Freezing Motion with the Shutter

Pro­gres­sive­ly increas­ing the shut­ter speed grad­u­al­ly decreas­es the blur­ring of your subject’s motion, and beyond a cer­tain thresh­old its move­ment becomes prac­ti­cal­ly imperceptible—the action is frozen in place. This idea of “prac­ti­cal­ly imper­cep­ti­ble” motion is anal­o­gous to the con­cept of accept­able sharp­ness (see Depth of Field): it depends on the res­o­lu­tion of your cam­era, but more impor­tant­ly, on the degree of pho­to enlarge­ment, crop­ping, and the intend­ed view­ing dis­tance.

The surest and most acces­si­ble [1] method for freez­ing move­ment in pho­tog­ra­phy is by using the fastest shut­ter speed your cam­era can achieve, which for most mod­ern inter­change­able lens cam­eras falls into the range of 1/4000–1/8000 sec­ond. How­ev­er, this tech­nique is only sen­si­ble under bright sun­light, and would oth­er­wise require fast lens­es, increased ISO, or both (see Reci­procity Law). In prac­tice, pho­tog­ra­phers tend to shoot at the slow­est shut­ter speed that freezes the action of the sub­ject in their viewfind­er (keep­ing in mind an appro­pri­ate aper­ture). Although a shut­ter speed of 1/4000 sec­ond will depend­ably freeze most action, it’s arguably exces­sive for por­traits, archi­tec­ture, and land­scape images, and requires expo­sure com­pro­mis­es that may oth­er­wise be detri­men­tal to over­all image qual­i­ty, lead­ing to increased aber­ra­tions (due to large aper­tures) and image noise (due to high ISOs) if the scenes aren’t ade­quate­ly bright.

Fast shut­ter speeds rang­ing from 1/500–1/8000 sec­ond are often appro­pri­ate (and nec­es­sary) for freez­ing the motion of dynam­ic and ani­mat­ed sub­jects, such as at sport­ing events (espe­cial­ly water-sports, due to the drops of water), ath­let­ic com­pe­ti­tions, of birds in flight, air­show fly-bys, motor­sports, and so on. With that said, it’s cru­cial to remem­ber that the subject’s speed with­in the frame deter­mines the shut­ter speed at which their move­ment becomes prac­ti­cal­ly imper­cep­ti­ble.

Choosing the right shutter speed for freezing movement

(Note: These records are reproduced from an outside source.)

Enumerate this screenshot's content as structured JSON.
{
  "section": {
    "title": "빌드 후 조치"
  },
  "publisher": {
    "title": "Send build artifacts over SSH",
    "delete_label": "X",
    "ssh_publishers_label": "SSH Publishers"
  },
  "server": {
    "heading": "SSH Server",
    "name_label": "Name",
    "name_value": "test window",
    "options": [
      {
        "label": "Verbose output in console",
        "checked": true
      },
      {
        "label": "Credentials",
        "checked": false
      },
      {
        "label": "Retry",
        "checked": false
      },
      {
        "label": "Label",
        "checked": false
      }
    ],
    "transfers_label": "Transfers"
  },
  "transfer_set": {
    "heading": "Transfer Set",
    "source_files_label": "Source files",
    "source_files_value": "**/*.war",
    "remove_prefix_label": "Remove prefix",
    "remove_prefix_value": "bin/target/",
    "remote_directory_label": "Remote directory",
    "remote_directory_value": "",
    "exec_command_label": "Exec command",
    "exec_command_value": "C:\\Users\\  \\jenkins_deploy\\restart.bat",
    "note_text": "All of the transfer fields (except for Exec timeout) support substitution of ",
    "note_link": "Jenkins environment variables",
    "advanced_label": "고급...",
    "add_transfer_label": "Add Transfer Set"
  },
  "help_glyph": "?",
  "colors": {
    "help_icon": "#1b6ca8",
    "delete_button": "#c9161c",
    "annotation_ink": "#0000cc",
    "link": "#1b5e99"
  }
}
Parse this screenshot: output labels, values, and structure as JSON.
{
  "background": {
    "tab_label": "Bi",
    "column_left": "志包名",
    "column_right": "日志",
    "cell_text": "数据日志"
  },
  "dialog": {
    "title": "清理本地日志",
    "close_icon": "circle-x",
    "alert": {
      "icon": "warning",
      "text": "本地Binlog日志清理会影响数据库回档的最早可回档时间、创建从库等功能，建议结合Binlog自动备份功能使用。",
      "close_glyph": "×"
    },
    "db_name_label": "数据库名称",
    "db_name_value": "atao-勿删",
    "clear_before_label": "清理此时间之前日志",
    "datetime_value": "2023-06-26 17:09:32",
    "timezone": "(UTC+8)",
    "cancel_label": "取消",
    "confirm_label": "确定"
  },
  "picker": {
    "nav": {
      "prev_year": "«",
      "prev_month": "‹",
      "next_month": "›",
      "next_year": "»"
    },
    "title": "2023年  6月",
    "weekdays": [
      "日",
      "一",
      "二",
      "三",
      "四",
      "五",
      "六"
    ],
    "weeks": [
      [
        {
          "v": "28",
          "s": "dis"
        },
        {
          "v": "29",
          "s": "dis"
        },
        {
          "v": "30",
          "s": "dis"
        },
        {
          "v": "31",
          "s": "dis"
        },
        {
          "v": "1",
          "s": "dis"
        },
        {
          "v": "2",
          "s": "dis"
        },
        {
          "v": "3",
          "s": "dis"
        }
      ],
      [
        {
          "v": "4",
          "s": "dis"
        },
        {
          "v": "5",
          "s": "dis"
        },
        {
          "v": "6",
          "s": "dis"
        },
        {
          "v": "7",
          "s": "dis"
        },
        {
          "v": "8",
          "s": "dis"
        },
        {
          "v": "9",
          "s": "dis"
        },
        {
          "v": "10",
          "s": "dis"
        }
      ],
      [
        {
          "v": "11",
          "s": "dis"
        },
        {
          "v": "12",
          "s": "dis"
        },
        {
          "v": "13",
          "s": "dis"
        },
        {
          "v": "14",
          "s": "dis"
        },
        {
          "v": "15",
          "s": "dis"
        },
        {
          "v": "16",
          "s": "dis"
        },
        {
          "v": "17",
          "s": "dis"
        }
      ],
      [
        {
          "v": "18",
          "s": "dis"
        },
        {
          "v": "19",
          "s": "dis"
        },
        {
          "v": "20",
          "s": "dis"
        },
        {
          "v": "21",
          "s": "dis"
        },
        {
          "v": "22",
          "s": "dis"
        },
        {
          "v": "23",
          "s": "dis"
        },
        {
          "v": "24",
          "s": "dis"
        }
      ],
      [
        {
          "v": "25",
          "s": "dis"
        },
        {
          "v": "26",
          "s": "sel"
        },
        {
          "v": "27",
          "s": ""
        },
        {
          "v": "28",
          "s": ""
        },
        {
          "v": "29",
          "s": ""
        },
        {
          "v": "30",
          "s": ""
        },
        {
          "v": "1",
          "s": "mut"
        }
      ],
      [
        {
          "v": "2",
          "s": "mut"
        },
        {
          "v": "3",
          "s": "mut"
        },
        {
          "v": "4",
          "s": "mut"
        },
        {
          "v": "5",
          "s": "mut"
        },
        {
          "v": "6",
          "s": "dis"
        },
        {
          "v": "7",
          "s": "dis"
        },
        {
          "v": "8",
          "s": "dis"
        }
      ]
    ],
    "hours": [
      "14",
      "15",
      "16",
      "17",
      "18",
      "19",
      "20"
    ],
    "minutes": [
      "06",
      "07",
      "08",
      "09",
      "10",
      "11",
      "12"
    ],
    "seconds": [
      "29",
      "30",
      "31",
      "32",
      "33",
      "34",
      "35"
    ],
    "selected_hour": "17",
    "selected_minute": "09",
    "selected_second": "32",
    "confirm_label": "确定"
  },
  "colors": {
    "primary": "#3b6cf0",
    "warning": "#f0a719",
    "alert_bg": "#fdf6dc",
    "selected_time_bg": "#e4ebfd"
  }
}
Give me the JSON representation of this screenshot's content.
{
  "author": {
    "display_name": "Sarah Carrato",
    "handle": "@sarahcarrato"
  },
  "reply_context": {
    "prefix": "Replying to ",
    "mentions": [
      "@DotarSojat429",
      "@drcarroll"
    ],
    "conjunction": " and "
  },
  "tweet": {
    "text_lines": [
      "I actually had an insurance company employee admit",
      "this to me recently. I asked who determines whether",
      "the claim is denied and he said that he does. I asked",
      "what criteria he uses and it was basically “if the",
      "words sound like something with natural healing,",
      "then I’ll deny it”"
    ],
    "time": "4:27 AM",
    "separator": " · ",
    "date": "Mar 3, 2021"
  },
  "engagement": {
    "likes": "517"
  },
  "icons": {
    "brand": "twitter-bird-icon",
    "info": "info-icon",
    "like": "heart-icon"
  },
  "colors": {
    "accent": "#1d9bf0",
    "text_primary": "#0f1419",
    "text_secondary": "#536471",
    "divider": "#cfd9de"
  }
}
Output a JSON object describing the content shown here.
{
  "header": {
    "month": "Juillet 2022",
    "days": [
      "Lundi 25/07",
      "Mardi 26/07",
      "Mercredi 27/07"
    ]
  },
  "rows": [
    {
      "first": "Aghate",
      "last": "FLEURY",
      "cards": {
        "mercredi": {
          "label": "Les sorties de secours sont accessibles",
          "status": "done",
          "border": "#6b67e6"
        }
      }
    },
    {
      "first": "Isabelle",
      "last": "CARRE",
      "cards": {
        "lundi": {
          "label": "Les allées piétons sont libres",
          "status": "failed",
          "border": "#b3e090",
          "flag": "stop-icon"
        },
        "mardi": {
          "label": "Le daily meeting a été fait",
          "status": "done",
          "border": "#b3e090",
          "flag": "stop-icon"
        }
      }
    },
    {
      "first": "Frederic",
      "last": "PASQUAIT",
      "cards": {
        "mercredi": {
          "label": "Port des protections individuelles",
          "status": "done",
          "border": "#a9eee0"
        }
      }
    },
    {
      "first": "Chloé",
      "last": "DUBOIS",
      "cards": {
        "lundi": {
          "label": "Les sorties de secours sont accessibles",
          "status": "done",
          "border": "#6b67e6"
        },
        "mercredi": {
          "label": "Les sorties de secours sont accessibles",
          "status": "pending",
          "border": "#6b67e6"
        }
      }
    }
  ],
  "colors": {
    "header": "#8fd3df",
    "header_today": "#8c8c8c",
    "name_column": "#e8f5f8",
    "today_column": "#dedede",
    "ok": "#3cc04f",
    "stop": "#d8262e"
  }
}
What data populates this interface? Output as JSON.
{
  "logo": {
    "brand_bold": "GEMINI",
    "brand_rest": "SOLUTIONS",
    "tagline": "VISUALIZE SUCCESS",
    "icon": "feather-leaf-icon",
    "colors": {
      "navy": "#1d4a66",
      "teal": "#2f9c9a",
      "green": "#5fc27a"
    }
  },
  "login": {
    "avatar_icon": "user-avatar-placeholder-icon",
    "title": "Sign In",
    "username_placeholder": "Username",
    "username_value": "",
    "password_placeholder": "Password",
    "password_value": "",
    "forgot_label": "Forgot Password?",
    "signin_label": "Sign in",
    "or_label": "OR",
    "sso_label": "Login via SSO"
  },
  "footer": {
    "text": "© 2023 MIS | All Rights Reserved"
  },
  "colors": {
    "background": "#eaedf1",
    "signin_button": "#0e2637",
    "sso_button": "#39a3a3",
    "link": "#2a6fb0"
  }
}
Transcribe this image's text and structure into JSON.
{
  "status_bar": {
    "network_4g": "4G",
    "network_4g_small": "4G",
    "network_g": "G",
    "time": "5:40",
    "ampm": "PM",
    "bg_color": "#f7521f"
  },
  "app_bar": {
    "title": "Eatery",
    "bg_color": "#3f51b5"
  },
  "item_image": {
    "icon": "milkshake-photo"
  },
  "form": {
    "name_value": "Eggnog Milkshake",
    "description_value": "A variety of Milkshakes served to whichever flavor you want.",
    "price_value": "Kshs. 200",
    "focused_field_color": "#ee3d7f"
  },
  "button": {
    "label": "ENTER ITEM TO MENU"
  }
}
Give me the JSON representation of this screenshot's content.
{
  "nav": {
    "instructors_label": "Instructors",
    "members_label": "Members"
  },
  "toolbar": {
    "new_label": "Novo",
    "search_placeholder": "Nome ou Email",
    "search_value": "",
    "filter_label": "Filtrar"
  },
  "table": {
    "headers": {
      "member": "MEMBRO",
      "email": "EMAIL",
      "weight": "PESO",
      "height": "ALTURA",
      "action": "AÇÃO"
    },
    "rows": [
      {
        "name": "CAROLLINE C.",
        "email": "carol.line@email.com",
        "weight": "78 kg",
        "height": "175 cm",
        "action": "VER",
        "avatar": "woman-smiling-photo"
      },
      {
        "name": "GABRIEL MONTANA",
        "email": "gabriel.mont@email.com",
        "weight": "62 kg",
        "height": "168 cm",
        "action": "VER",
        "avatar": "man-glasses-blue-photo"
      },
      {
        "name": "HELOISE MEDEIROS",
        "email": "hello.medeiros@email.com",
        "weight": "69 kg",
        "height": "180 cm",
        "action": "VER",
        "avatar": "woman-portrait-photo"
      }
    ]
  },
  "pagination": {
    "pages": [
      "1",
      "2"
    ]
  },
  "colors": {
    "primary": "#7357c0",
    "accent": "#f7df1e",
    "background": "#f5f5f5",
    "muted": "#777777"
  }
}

There are sev­er­al com­mon sense tech­niques to help you select the slow­est shut­ter speed that depend­ably freezes fast move­ment. Pho­to­graph your sub­jects using shut­ter pri­or­i­ty mode—estimating the shut­ter speed you believe will freeze their motion—and check your results on the camera’s rear screen. Zoom into the pho­to and pay close atten­tion to the fastest mov­ing fea­tures of your sub­ject, such as the tips of the extremities.[2] If you notice dis­tinct motion blur­ring, increase your shut­ter speed and try again. Once you’re sat­is­fied with the results, con­firm the expo­sure para­me­ters, and mir­ror the set­tings in man­u­al mode. As long as the light remains con­stant, shoot­ing in man­u­al mode will ensure that your expo­sures will stay con­sis­tent across mul­ti­ple pho­tos.

For every dou­bling in size of the sub­ject in your viewfind­er, select a shut­ter speed that is twice as fast. For exam­ple, if your quar­ter-frame pho­tos of a pole vaulter reli­ably freeze her action at an expo­sure of 1/500 sec­ond, then, use a shut­ter speed of 1/1000 sec­ond for com­po­si­tions in which her body fills half the frame. This com­pen­sates for the fact that increas­ing your subject’s mag­ni­fi­ca­tion will pro­por­tion­al­ly increase the speed of their move­ment in the frame. In sit­u­a­tions where you antic­i­pate dynam­ic shot lengths, it’s more con­ve­nient to set your shut­ter speed to reli­ably freezes action at the high­est fore­see­able mag­ni­fi­ca­tion.